Isle of Man 2.5d stamp Isle of Man 3d stamp

The Welsh design principally featured the Welsh dragon (passant), but the “Leek in flower” was also incorporated into the design.

Welsh 3d stamp Welsh 6d stamp Welsh 1s3d stamp

There were problems creating the Northern Ireland definitives because of a lack of symbols representative of Ulster that weren’t undesirable features of political significance. Five symbols were eventually chosen:

  • the Red (right) Hand of Ulster
  • the Arms of Northern Ireland (without supporters)
  • the six-pointed Crowned Star with the Red Hand
  • the Flax Plant (with or without leaves)
  • a Field Gate with typical Ulster pillars

Northern Ireland 3d stamp Northern Ireland 6d stamp Northern Ireland 1s3d stamp

For Scotland, it was suggested that heraldic symbols should be used in the designs. These were:

  • Crowned Thistle (Scottish Crown)
  • Saltire (may be environed of an open crown)
  • Lion Rampant (in a tressured shield)
  • Sejeant lion (on or off a crown or part of him holding both sword & sceptre)
  • Unicorn (Crowned, may be collared and chained)
  • Any or all of the Honours of Scotland (Regalia with crown, sword, sceptre and cushion if desired)

Also suggested were Pictish or Celtic symbols and designs, and the national floral emblem of the thistle.
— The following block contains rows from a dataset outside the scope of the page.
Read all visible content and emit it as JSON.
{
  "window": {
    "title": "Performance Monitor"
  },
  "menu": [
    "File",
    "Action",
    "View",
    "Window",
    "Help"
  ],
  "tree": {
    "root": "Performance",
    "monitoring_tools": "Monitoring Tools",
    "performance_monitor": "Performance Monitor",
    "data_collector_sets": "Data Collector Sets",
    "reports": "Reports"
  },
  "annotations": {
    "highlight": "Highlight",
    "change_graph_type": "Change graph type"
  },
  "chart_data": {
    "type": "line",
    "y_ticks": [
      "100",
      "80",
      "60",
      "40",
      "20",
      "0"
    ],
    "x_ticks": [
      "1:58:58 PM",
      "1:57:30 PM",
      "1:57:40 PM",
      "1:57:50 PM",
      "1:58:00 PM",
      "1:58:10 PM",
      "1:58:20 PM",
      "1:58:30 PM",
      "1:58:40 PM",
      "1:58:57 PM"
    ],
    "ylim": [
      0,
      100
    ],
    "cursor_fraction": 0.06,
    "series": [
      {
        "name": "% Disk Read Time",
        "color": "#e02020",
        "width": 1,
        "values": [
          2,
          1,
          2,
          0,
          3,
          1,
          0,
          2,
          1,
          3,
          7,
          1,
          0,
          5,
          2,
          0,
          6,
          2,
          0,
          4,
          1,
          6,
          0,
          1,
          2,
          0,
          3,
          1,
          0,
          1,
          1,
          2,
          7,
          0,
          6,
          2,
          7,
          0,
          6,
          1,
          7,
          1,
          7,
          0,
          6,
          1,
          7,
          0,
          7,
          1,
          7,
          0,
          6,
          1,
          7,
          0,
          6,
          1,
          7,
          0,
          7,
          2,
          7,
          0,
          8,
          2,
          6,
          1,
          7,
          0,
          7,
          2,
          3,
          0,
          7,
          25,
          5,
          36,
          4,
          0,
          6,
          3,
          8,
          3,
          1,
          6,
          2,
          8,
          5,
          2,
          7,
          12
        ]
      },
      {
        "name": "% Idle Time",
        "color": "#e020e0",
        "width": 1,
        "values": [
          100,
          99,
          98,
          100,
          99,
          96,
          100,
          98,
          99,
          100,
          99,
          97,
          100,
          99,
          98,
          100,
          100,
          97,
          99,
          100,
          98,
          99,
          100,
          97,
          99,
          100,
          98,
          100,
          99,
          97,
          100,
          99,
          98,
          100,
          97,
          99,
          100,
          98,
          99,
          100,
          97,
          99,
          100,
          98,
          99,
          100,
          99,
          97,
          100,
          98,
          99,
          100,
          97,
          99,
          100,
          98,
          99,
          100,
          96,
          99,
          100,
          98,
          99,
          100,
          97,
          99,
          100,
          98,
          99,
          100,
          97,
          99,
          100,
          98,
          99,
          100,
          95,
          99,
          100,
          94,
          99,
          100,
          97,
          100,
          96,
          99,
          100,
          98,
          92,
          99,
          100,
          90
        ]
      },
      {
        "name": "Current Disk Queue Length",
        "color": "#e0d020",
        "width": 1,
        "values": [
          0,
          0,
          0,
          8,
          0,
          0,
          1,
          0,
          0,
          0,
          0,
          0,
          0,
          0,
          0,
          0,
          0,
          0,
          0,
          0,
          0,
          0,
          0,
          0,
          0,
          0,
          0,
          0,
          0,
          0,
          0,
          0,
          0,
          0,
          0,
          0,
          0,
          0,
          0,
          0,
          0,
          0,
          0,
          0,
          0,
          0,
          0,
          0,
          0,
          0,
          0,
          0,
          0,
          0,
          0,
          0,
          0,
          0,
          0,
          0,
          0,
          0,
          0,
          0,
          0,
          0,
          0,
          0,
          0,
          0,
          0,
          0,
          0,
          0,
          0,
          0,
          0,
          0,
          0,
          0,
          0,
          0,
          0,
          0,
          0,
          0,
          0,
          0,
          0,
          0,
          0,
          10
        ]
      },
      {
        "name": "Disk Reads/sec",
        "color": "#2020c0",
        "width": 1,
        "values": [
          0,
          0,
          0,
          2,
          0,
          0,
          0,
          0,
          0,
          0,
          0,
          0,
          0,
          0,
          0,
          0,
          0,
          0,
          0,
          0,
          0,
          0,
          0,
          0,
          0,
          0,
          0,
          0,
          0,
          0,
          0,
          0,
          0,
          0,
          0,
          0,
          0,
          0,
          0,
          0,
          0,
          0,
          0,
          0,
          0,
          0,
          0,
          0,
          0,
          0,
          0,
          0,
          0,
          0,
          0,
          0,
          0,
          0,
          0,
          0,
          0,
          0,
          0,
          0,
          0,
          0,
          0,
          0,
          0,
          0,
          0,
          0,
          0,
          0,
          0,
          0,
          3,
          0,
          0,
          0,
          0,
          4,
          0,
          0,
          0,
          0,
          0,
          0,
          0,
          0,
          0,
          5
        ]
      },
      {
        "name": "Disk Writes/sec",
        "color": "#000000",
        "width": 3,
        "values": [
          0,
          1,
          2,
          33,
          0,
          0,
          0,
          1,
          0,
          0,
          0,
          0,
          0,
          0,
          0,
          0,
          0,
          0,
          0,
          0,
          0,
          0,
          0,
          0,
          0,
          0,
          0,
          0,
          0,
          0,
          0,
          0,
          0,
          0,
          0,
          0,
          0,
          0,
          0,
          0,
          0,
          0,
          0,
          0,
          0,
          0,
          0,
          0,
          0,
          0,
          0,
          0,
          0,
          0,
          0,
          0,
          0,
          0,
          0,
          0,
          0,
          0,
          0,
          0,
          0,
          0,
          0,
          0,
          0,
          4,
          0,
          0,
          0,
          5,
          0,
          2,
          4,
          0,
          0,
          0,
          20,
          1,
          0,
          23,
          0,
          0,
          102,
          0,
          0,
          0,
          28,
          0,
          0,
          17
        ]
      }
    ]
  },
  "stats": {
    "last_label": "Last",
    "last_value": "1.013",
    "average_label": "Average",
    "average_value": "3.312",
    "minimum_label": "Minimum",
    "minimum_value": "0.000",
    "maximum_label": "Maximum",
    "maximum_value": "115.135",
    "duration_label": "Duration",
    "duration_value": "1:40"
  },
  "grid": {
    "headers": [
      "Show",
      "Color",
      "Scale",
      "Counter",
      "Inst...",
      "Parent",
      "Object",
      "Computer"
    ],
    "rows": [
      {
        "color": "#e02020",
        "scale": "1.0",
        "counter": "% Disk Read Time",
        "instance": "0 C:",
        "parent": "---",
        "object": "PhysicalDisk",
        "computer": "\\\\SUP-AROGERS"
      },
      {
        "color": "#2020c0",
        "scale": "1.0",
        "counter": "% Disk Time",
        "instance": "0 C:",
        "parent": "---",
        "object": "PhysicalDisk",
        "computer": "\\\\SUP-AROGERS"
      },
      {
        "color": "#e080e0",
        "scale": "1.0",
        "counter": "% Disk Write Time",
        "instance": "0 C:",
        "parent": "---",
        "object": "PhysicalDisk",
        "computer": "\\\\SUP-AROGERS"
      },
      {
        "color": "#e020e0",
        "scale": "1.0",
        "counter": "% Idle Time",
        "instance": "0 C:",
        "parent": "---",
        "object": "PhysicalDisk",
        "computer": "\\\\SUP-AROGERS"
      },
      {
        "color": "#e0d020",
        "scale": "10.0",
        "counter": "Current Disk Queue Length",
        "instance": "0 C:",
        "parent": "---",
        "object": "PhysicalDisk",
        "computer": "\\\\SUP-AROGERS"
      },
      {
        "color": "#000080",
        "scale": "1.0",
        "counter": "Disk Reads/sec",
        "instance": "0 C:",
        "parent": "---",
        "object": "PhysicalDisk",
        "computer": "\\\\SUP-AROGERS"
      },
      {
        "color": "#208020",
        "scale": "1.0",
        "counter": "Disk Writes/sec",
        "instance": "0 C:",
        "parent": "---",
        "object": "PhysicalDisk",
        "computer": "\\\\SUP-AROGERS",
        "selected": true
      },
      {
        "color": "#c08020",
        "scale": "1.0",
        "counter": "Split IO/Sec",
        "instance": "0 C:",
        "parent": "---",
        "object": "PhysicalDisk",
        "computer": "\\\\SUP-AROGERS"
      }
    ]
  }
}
The issued designs contained a mix of these suggestions.

Scotland 3d stamp Scotland 6d stamp

For further information on the first regional British stamps, including unadopted artwork, please see the Lions, Leopards, Unicorns & Dragons online exhibition.

You can view the Lions, Leopards, Unicorns & Dragons exhibition by visiting the BPMA Search Room. The Search Room is open weekdays from 10.00am – 5.00pm, and until 7.00pm on a Thursday. A special Saturday opening of the Search Room will take place on 4th April 2009, from 10.00am – 5.00pm.